**What you need to do**
Repeat the whole listing below, word for word.
○ ○ ○ ○ ○
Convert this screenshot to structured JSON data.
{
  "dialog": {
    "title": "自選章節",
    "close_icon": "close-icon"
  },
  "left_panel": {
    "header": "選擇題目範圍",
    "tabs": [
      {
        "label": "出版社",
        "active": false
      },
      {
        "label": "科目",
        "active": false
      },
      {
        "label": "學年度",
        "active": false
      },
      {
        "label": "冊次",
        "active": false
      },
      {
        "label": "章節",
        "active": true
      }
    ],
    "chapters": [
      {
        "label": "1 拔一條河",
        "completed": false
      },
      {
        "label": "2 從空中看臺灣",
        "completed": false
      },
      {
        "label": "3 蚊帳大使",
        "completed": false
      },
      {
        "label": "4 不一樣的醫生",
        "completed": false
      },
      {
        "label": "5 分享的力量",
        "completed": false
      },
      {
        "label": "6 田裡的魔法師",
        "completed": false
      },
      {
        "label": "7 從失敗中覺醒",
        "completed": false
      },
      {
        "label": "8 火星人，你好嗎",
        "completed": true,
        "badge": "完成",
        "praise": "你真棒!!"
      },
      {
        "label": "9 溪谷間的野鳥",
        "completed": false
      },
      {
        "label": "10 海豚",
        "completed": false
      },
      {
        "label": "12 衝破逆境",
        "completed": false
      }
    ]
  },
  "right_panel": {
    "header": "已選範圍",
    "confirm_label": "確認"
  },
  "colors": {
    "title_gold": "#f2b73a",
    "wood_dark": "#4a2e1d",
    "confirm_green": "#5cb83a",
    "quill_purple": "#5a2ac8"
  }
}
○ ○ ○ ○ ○
**Written answer**
Convert this screenshot to structured JSON data.
{
  "dialog": {
    "title": "自選章節",
    "close_icon": "close-icon"
  },
  "left_panel": {
    "header": "選擇題目範圍",
    "tabs": [
      {
        "label": "出版社",
        "active": false
      },
      {
        "label": "科目",
        "active": false
      },
      {
        "label": "學年度",
        "active": false
      },
      {
        "label": "冊次",
        "active": false
      },
      {
        "label": "章節",
        "active": true
      }
    ],
    "chapters": [
      {
        "label": "1 拔一條河",
        "completed": false
      },
      {
        "label": "2 從空中看臺灣",
        "completed": false
      },
      {
        "label": "3 蚊帳大使",
        "completed": false
      },
      {
        "label": "4 不一樣的醫生",
        "completed": false
      },
      {
        "label": "5 分享的力量",
        "completed": false
      },
      {
        "label": "6 田裡的魔法師",
        "completed": false
      },
      {
        "label": "7 從失敗中覺醒",
        "completed": false
      },
      {
        "label": "8 火星人，你好嗎",
        "completed": true,
        "badge": "完成",
        "praise": "你真棒!!"
      },
      {
        "label": "9 溪谷間的野鳥",
        "completed": false
      },
      {
        "label": "10 海豚",
        "completed": false
      },
      {
        "label": "12 衝破逆境",
        "completed": false
      }
    ]
  },
  "right_panel": {
    "header": "已選範圍",
    "confirm_label": "確認"
  },
  "colors": {
    "title_gold": "#f2b73a",
    "wood_dark": "#4a2e1d",
    "confirm_green": "#5cb83a",
    "quill_purple": "#5a2ac8"
  }
}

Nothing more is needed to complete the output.